__Problem details__:
Every record below is to be restated word for word.

(Source data)
═══
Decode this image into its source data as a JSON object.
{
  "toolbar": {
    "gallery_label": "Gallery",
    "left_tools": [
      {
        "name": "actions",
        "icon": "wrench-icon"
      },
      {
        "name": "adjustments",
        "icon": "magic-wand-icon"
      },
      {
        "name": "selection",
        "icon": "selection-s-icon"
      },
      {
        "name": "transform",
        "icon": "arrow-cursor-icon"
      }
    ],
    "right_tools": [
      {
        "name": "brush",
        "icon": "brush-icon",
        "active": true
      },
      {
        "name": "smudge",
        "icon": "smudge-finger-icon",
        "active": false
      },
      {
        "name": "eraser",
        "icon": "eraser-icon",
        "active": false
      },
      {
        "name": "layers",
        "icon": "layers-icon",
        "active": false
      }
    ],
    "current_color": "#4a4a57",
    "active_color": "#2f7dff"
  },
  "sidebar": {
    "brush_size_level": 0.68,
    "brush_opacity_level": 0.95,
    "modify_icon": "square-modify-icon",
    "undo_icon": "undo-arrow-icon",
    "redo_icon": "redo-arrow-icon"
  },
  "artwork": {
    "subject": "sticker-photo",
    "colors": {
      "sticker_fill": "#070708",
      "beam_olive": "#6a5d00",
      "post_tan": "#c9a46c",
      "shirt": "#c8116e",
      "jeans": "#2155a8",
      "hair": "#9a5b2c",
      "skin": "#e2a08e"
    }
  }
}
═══
__Written answer__:
Decode this image into its source data as a JSON object.
{
  "toolbar": {
    "gallery_label": "Gallery",
    "left_tools": [
      {
        "name": "actions",
        "icon": "wrench-icon"
      },
      {
        "name": "adjustments",
        "icon": "magic-wand-icon"
      },
      {
        "name": "selection",
        "icon": "selection-s-icon"
      },
      {
        "name": "transform",
        "icon": "arrow-cursor-icon"
      }
    ],
    "right_tools": [
      {
        "name": "brush",
        "icon": "brush-icon",
        "active": true
      },
      {
        "name": "smudge",
        "icon": "smudge-finger-icon",
        "active": false
      },
      {
        "name": "eraser",
        "icon": "eraser-icon",
        "active": false
      },
      {
        "name": "layers",
        "icon": "layers-icon",
        "active": false
      }
    ],
    "current_color": "#4a4a57",
    "active_color": "#2f7dff"
  },
  "sidebar": {
    "brush_size_level": 0.68,
    "brush_opacity_level": 0.95,
    "modify_icon": "square-modify-icon",
    "undo_icon": "undo-arrow-icon",
    "redo_icon": "redo-arrow-icon"
  },
  "artwork": {
    "subject": "sticker-photo",
    "colors": {
      "sticker_fill": "#070708",
      "beam_olive": "#6a5d00",
      "post_tan": "#c9a46c",
      "shirt": "#c8116e",
      "jeans": "#2155a8",
      "hair": "#9a5b2c",
      "skin": "#e2a08e"
    }
  }
}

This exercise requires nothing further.